=== Section Start ===
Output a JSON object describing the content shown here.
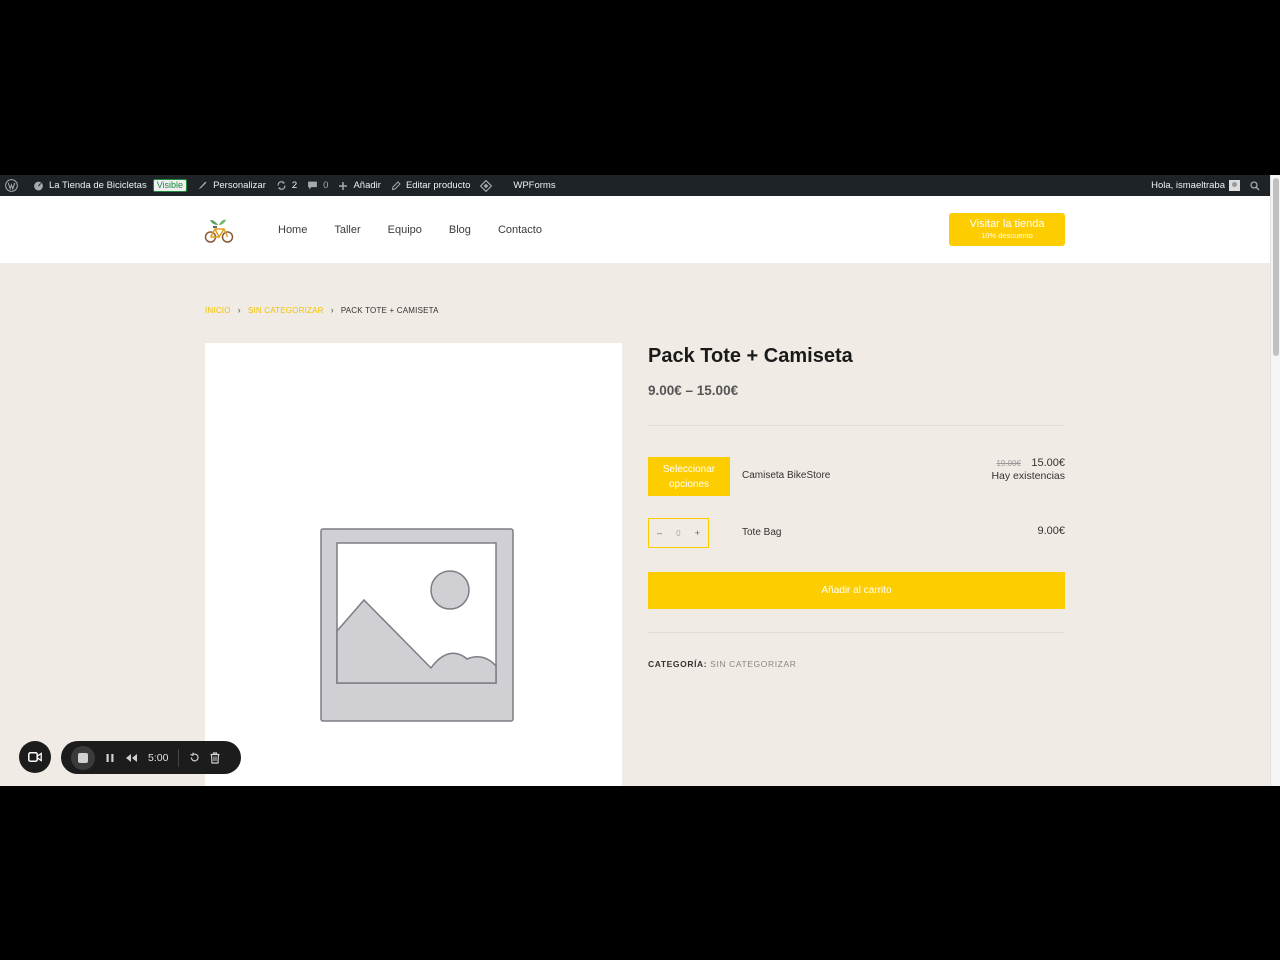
{
  "admin_bar": {
    "site_name": "La Tienda de Bicicletas",
    "visible_badge": "Visible",
    "customize": "Personalizar",
    "updates_count": "2",
    "comments_count": "0",
    "add_new": "Añadir",
    "edit_product": "Editar producto",
    "wpforms": "WPForms",
    "greeting": "Hola, ismaeltraba"
  },
  "header": {
    "nav": [
      "Home",
      "Taller",
      "Equipo",
      "Blog",
      "Contacto"
    ],
    "cta_main": "Visitar la tienda",
    "cta_sub": "10% descuento"
  },
  "breadcrumb": {
    "home": "INICIO",
    "category": "SIN CATEGORIZAR",
    "current": "PACK TOTE + CAMISETA"
  },
  "product": {
    "title": "Pack Tote + Camiseta",
    "price_range": "9.00€ – 15.00€",
    "items": [
      {
        "button": "Seleccionar opciones",
        "name": "Camiseta BikeStore",
        "old_price": "19.00€",
        "price": "15.00€",
        "stock": "Hay existencias"
      },
      {
        "qty_minus": "–",
        "qty_value": "0",
        "qty_plus": "+",
        "name": "Tote Bag",
        "price": "9.00€"
      }
    ],
    "add_to_cart": "Añadir al carrito",
    "category_label": "CATEGORÍA:",
    "category_value": "SIN CATEGORIZAR"
  },
  "recorder": {
    "time": "5:00"
  },
  "colors": {
    "accent": "#fecd00",
    "page_bg": "#f0ebe4",
    "admin_bar": "#1d2327"
  }
}
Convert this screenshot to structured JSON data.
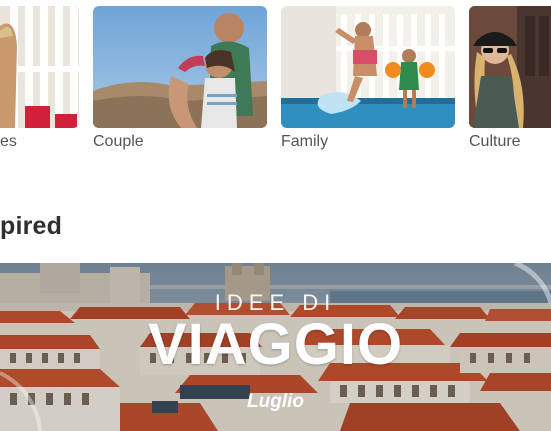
{
  "categories": [
    {
      "label": "es"
    },
    {
      "label": "Couple"
    },
    {
      "label": "Family"
    },
    {
      "label": "Culture"
    }
  ],
  "section": {
    "heading": "pired"
  },
  "banner": {
    "kicker": "IDEE DI",
    "title": "VIAGGIO",
    "subtitle": "Luglio"
  },
  "colors": {
    "label_text": "#555555",
    "heading_text": "#2f2f2f",
    "roof_tile": "#c5532f",
    "sky": "#8fa3b3"
  }
}
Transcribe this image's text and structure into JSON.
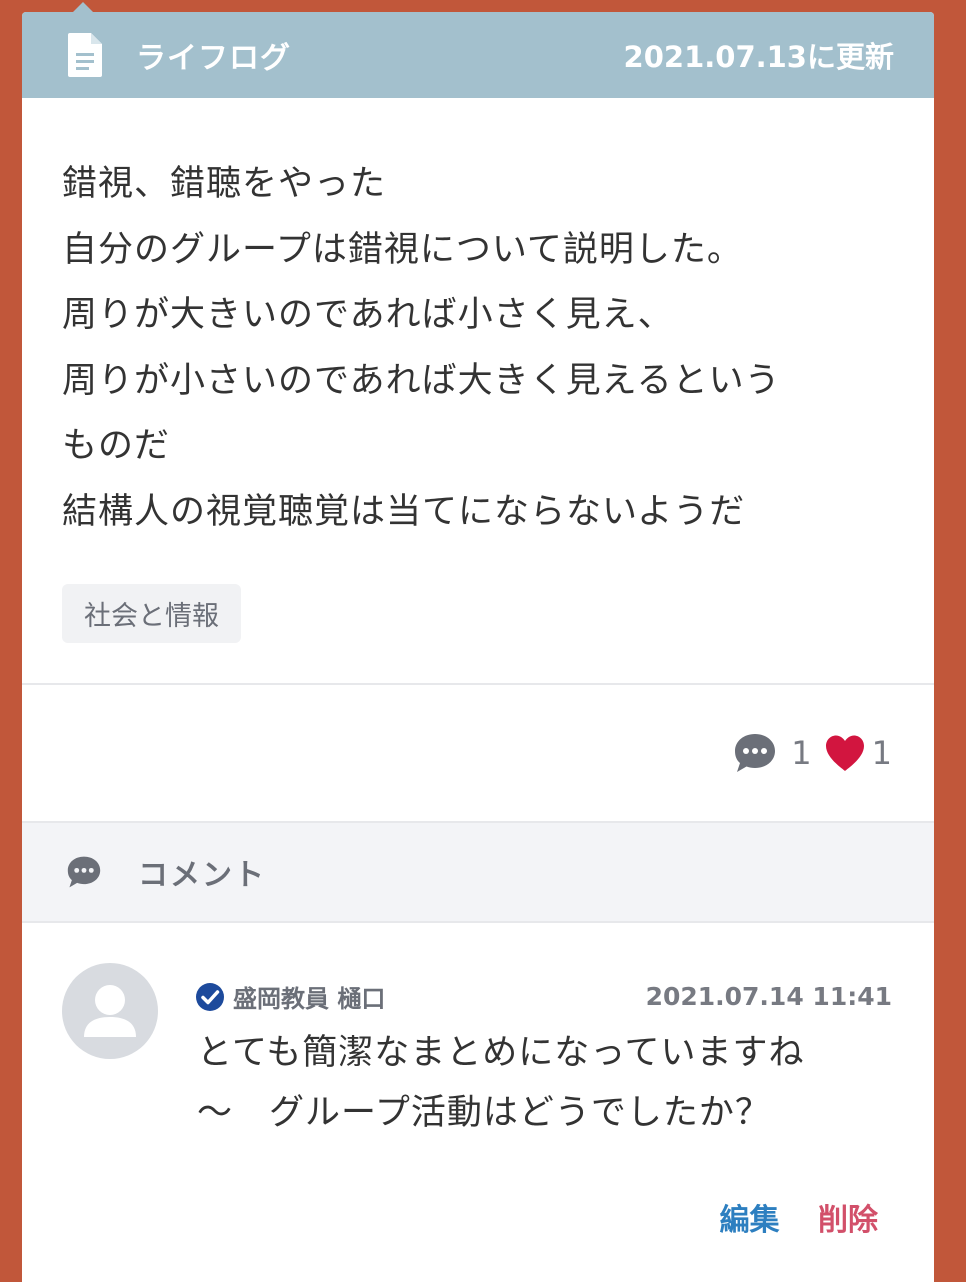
{
  "header": {
    "title": "ライフログ",
    "updated": "2021.07.13に更新"
  },
  "post": {
    "lines": [
      "錯視、錯聴をやった",
      "自分のグループは錯視について説明した。",
      "周りが大きいのであれば小さく見え、",
      "周りが小さいのであれば大きく見えるという",
      "ものだ",
      "結構人の視覚聴覚は当てにならないようだ"
    ],
    "tag": "社会と情報"
  },
  "stats": {
    "comment_count": "1",
    "like_count": "1"
  },
  "comments_section": {
    "label": "コメント"
  },
  "comment": {
    "author": "盛岡教員 樋口",
    "timestamp": "2021.07.14 11:41",
    "lines": [
      "とても簡潔なまとめになっていますね",
      "〜　グループ活動はどうでしたか？"
    ],
    "edit_label": "編集",
    "delete_label": "削除"
  },
  "colors": {
    "background": "#c1573a",
    "header": "#a3c0cd",
    "heart": "#d2153f",
    "verified": "#1d4a9c",
    "edit": "#2d7fc0",
    "delete": "#d2506a"
  },
  "icons": {
    "header": "document-icon",
    "comments": "speech-bubble-icon",
    "likes": "heart-icon",
    "verified": "check-badge-icon",
    "avatar": "user-avatar-icon"
  }
}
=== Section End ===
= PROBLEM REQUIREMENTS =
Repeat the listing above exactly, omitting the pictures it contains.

= TASK OUTPUT =
Output a JSON object describing the content shown here.
{
  "admin_bar": {
    "site_name": "La Tienda de Bicicletas",
    "visible_badge": "Visible",
    "customize": "Personalizar",
    "updates_count": "2",
    "comments_count": "0",
    "add_new": "Añadir",
    "edit_product": "Editar producto",
    "wpforms": "WPForms",
    "greeting": "Hola, ismaeltraba"
  },
  "header": {
    "nav": [
      "Home",
      "Taller",
      "Equipo",
      "Blog",
      "Contacto"
    ],
    "cta_main": "Visitar la tienda",
    "cta_sub": "10% descuento"
  },
  "breadcrumb": {
    "home": "INICIO",
    "category": "SIN CATEGORIZAR",
    "current": "PACK TOTE + CAMISETA"
  },
  "product": {
    "title": "Pack Tote + Camiseta",
    "price_range": "9.00€ – 15.00€",
    "items": [
      {
        "button": "Seleccionar opciones",
        "name": "Camiseta BikeStore",
        "old_price": "19.00€",
        "price": "15.00€",
        "stock": "Hay existencias"
      },
      {
        "qty_minus": "–",
        "qty_value": "0",
        "qty_plus": "+",
        "name": "Tote Bag",
        "price": "9.00€"
      }
    ],
    "add_to_cart": "Añadir al carrito",
    "category_label": "CATEGORÍA:",
    "category_value": "SIN CATEGORIZAR"
  },
  "recorder": {
    "time": "5:00"
  },
  "colors": {
    "accent": "#fecd00",
    "page_bg": "#f0ebe4",
    "admin_bar": "#1d2327"
  }
}
Convert this screenshot to structured JSON data.
{
  "categories": [
    {
      "label": "es"
    },
    {
      "label": "Couple"
    },
    {
      "label": "Family"
    },
    {
      "label": "Culture"
    }
  ],
  "section": {
    "heading": "pired"
  },
  "banner": {
    "kicker": "IDEE DI",
    "title": "VIAGGIO",
    "subtitle": "Luglio"
  },
  "colors": {
    "label_text": "#555555",
    "heading_text": "#2f2f2f",
    "roof_tile": "#c5532f",
    "sky": "#8fa3b3"
  }
}
Transcribe this image's text and structure into JSON.
{
  "header": {
    "title": "ライフログ",
    "updated": "2021.07.13に更新"
  },
  "post": {
    "lines": [
      "錯視、錯聴をやった",
      "自分のグループは錯視について説明した。",
      "周りが大きいのであれば小さく見え、",
      "周りが小さいのであれば大きく見えるという",
      "ものだ",
      "結構人の視覚聴覚は当てにならないようだ"
    ],
    "tag": "社会と情報"
  },
  "stats": {
    "comment_count": "1",
    "like_count": "1"
  },
  "comments_section": {
    "label": "コメント"
  },
  "comment": {
    "author": "盛岡教員 樋口",
    "timestamp": "2021.07.14 11:41",
    "lines": [
      "とても簡潔なまとめになっていますね",
      "〜　グループ活動はどうでしたか？"
    ],
    "edit_label": "編集",
    "delete_label": "削除"
  },
  "colors": {
    "background": "#c1573a",
    "header": "#a3c0cd",
    "heart": "#d2153f",
    "verified": "#1d4a9c",
    "edit": "#2d7fc0",
    "delete": "#d2506a"
  },
  "icons": {
    "header": "document-icon",
    "comments": "speech-bubble-icon",
    "likes": "heart-icon",
    "verified": "check-badge-icon",
    "avatar": "user-avatar-icon"
  }
}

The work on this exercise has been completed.